I’m stronger than I thought I was. I found a power within me I didn’t know I had. Many of us could say that, couldn’t we? Some of us might be able to look back over a period in our life with amazement, wondering how we ever made it and did what we did. Spending days in the hospital, recovering from some radical surgery or life-threatening illness that took us by surprise. Or spending days or weeks at the hospital bedside of a loved one. Or enduring untold family tragedy that we would not wish upon our worst enemy. Enduring trials and tribulations that would tax the patience of Job. Many of us have been there, in one way or another. Had we gone to a fortuneteller beforehand who could have told us exactly what we were facing in the future, we wouldn’t have believed that we could ever make it through such a trying ordeal. The thought of what lay before us would have surely overwhelmed us.
And when we think about prisoners of war, or those who were imprisoned in Nazi concentration camps, or even those women and children who live for years in situations of domestic violence, it makes us wonder how a person can endure such things. But people do endure. People sometimes are able to hold up under seemingly impossible pressures and accomplish seemingly impossible feats. And often they are all the stronger for it. Elisabeth Kuebler-Ross observes, “The most beautiful people we have known are those who have known defeat, known suffering, known struggle, known loss, and have found their way out of the depths. These persons have an appreciation, a sensitivity, and an understanding of life that fills them with compassion, gentleness, and a deep loving concern.”5

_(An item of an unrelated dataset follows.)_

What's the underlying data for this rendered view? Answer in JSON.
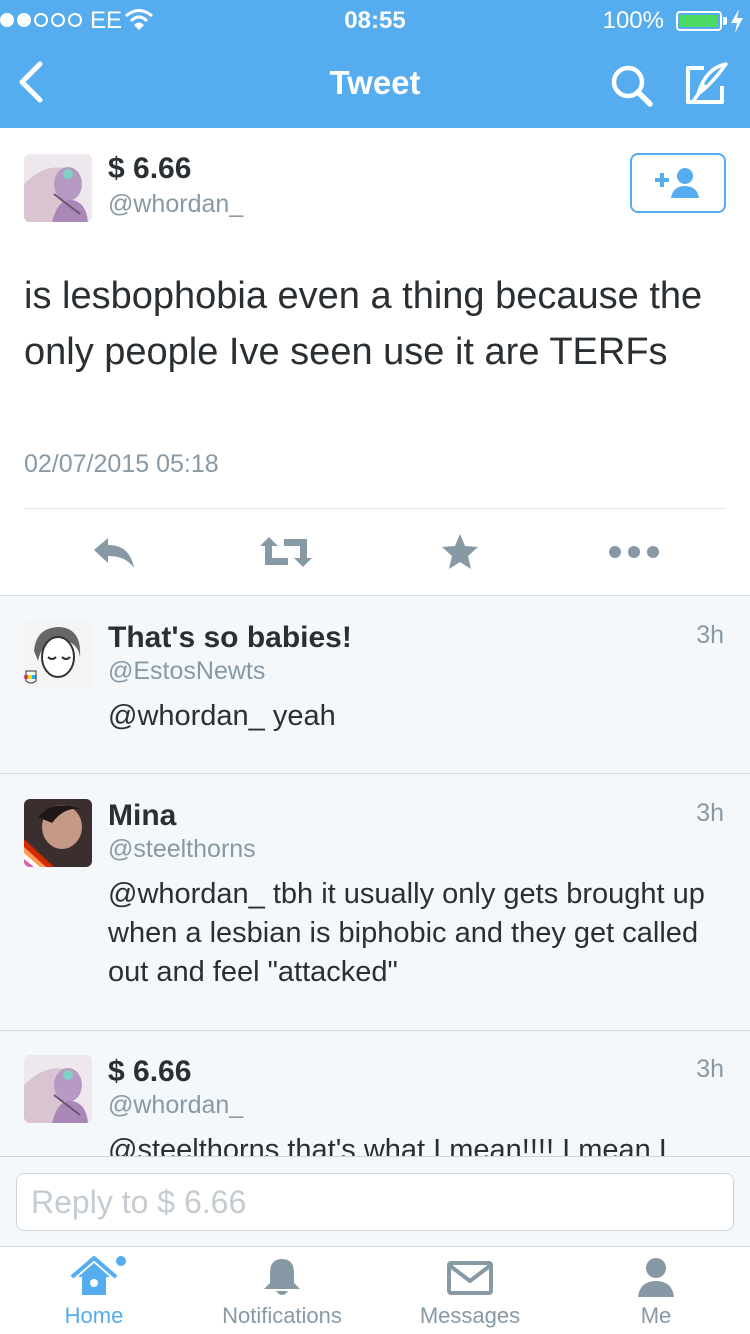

Yes, sometimes we realize a power within us that we didn’t know was there. Is it power that comes from God? Is it power, as Emerson contended, that resides within the human soul, just ready for the exercising? During the season of Eastertide we are reminded of the power those early disciples of Jesus tapped into that enabled them to be more than they ever dreamed they could be and do more than they ever dreamed they could do. Such could be an inspiration to us. Maybe, just maybe, the same power to do things we never dreamed we could do lies within our reach as well. What might we do to exercise our unrealized power within? Amen.
1Lillian Daniel, UCC Still Speaking Devotional, Jan. 6, 2013.
2Ralph Waldo Emerson, “The Transcendentalist.”
3Ralph Waldo Emerson, “An Address.”
4Robin Roberts, Parade, March 31, 2013.
5Elisabeth Kuebler-Ross, widely quoted quote.